Emily M. Danforth was a double winner in the High Plains Book Awards Saturday night, taking top honors in the young adult and woman writer categories.
Danforth, a native of Miles City, won for her coming-of-age novel, "The Miseducation of Cameron Post." Danforth is an assistant professor of English and creative writing at Rhode Island College in Providence.
"Once a Miles City girl, always a Miles City girl," Danforth told the audience when she picked up the award for best woman writer. "I'm honored to be here. I'm a weird gay kid from Montana and I can't quite imagine that I'm here right now, so thank you very much."
When Danforth came to the microphone after picking up her second award, for best young adult book, she joked that "this is clearly eastern Montana favoritism."
"It's incredible to have been nominated once, but I'm sort of at a loss for words," Danforth said, also acknowledging the other two finalists in her category, Charlie Price and Jacqueline Guest.
"It was such fun to read with them today," she said.
Nearly 200 people attended the banquet held this year at the Yellowstone Art Museum. This was the 11th year of the High Plains BookFest and the sixth year for the High Plains Book Awards.
Other winners, their books and categories were:
-- Louise Erdrich, "The Round House," best fiction.
-- Joan Nabseth Stevenson, "Deliverance from the Little Big Horn," best nonfiction.
-- Joe Wilkins, "Notes from the Journey Westward," best poetry.
-- Alan P. Kesselheim and Thomas Lee, "Montana: Real Place, Real People," best art and photography.
--Dora Dueck, "What You Get At Home," best short stories.
-- Sara Kathryn York, "The Anatomy of Edouard Beaupre," best first book.
-- dee Hobshawn-Smith, "Foodshed: An Edible Alberta Alphabet," best culinary.
Parmly Billings Library established the awards to recognize authors of literary works which examine life in the states of Montana, Wyoming, North and South Dakota, Nebraska, Colorado, Kansas and the Canadian Provinces of Alberta, Manitoba and Saskatchewan, or authors from those areas.
Montana Poet Laureate Tami Haaland, the evening's keynote speaker, talked about the theme for this year's book festival, "Women Writing the West."
The theme came out of the fact that 59 percent of the entries in this year's book awards came from women. The problem when talking about gender, Haaland said, is that it's easy to fall into trite statements and overgeneralizations.
Looking at women in literature, she talked about VIDA, an organization that focuses on women in the literary arts. Monitoring by that organization shows that men almost always outnumber women in major publications.
As a result, some magazines seem to be reacting by decreasing the number of women authors, while others are trying to boost that number, Haaland said.
"They've begun to ask why they don't publish more women," she said.
The answers are complex, she said, but may include editorial prejudice, as well as women not submitting pieces or asserting themselves in the literary world.
Haaland, who praised the all-woman panel at the book festival's Friday evening reading, suggested three ways to boost female authors and their writing.
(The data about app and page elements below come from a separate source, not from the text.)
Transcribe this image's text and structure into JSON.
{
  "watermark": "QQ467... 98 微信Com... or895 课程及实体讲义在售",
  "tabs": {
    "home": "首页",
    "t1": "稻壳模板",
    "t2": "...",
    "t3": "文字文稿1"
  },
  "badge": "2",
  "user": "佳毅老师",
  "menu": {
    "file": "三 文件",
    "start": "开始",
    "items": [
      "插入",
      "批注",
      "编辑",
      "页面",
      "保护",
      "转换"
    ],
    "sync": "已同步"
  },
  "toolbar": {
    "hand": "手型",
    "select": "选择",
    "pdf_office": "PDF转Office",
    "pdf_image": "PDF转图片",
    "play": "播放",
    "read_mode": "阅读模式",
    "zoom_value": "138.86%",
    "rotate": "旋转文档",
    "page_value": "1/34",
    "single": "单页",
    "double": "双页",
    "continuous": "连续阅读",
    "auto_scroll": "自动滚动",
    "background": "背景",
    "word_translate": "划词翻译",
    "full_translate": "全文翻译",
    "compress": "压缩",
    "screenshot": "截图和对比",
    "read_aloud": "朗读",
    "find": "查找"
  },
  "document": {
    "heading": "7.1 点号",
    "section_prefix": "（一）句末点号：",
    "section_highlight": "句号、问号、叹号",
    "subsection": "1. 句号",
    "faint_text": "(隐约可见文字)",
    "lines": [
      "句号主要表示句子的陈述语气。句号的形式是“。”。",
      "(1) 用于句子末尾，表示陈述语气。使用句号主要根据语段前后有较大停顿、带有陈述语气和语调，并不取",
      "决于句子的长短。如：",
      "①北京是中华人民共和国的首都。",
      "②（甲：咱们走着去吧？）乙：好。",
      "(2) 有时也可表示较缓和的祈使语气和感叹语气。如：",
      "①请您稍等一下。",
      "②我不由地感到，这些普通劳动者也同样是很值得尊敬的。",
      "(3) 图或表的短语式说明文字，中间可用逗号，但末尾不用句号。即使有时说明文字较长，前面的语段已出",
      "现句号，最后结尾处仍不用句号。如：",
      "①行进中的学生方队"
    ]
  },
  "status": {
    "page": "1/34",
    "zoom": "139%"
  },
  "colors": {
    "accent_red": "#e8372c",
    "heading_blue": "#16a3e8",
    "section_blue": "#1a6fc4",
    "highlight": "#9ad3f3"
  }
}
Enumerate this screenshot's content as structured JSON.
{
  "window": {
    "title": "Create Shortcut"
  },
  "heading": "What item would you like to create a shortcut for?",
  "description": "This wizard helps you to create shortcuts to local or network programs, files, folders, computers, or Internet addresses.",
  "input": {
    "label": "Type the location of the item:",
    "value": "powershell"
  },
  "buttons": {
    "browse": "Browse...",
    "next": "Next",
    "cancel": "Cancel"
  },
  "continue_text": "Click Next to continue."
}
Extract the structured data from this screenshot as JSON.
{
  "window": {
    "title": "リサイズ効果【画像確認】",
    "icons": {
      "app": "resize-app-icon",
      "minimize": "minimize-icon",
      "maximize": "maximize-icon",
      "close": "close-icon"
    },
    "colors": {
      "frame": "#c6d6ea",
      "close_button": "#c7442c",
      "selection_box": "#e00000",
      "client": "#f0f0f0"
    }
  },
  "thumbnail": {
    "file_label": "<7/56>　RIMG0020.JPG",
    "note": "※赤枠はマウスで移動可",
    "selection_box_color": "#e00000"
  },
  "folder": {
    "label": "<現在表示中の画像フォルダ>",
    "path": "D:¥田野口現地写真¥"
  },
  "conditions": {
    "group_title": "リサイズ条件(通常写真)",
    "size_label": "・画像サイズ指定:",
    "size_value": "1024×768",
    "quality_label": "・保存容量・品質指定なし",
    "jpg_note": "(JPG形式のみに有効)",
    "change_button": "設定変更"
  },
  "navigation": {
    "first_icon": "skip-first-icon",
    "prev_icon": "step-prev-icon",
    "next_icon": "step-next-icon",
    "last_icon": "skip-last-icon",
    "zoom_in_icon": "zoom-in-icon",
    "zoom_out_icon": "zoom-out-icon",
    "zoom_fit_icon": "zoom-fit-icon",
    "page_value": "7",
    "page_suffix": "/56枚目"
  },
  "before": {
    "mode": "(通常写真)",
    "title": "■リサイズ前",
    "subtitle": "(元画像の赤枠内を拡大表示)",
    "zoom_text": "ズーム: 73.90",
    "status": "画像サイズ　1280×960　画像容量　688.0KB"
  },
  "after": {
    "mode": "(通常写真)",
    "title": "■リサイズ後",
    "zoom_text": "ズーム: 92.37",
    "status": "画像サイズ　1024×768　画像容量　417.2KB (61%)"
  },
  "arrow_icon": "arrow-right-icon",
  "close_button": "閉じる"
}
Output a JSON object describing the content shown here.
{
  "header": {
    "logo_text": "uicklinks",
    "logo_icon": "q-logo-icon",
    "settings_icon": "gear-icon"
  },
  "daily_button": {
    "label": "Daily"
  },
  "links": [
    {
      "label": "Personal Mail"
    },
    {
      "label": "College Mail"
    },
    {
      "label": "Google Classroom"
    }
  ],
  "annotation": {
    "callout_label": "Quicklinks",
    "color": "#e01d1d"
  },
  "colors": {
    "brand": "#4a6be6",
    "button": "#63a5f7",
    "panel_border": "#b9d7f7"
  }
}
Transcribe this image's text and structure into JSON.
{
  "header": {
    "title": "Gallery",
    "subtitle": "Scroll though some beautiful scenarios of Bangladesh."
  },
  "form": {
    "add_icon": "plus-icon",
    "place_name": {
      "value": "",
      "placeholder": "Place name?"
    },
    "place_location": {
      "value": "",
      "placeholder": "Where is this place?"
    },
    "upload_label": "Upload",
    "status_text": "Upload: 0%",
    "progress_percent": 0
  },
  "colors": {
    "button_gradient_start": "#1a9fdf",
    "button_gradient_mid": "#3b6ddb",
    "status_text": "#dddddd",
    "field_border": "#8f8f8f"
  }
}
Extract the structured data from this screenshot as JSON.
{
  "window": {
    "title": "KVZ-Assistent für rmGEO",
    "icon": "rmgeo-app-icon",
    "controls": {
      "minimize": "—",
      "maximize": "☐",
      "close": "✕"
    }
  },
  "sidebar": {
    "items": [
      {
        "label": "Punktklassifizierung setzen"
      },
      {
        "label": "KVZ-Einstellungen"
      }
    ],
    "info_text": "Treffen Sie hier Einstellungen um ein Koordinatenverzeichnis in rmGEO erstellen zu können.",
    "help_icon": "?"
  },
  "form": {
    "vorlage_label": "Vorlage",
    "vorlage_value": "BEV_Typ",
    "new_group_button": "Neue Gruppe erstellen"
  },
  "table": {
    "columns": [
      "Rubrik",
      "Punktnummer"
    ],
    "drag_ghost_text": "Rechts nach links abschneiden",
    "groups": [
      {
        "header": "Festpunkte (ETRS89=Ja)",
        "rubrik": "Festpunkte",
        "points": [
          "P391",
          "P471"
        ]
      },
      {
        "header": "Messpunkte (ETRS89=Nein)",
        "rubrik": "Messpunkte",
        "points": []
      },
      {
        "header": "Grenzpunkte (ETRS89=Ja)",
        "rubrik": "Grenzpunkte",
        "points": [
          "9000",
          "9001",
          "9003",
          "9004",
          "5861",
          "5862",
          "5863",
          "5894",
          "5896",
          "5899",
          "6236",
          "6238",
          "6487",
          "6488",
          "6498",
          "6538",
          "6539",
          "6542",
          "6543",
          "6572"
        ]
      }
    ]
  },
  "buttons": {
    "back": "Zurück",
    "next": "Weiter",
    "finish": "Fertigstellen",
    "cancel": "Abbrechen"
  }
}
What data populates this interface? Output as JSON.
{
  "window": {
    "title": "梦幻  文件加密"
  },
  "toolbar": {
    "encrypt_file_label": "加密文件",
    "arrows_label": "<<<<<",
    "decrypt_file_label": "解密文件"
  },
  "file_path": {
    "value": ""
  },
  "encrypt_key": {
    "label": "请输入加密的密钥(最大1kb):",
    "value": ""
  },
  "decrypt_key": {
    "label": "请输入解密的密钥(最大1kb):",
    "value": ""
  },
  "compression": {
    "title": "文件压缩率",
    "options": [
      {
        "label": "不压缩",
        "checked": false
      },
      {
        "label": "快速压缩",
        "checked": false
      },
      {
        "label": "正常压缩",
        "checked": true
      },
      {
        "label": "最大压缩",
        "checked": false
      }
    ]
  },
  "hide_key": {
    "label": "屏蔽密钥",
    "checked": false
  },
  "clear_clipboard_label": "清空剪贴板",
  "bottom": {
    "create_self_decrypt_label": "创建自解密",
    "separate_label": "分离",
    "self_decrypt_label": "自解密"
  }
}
One, she said, is to research earlier women writers, to see what helped them in their writing and what kept them from it. A second suggestion is for women writers in academic settings to mentor female students and model assertiveness for them.
She illustrated her third point with an anecdote about Amadeus Mozart, who, after he died, was buried in a pauper's grave. He only later came to prominence because his widow, Constanze Mozart, acted as his champion.
It was her mission to see his music performed and his biography published.
"It's largely because of Constanze that we have Mozart," Haaland said.
In the same way, writers need to be supported by other writers, by community members who buy their books and by organizations such as the Billings Public Library and the Writer's Voice.
"We're all very unlikely to have a spouse like Constanze, but we can exert a collective effort," she said.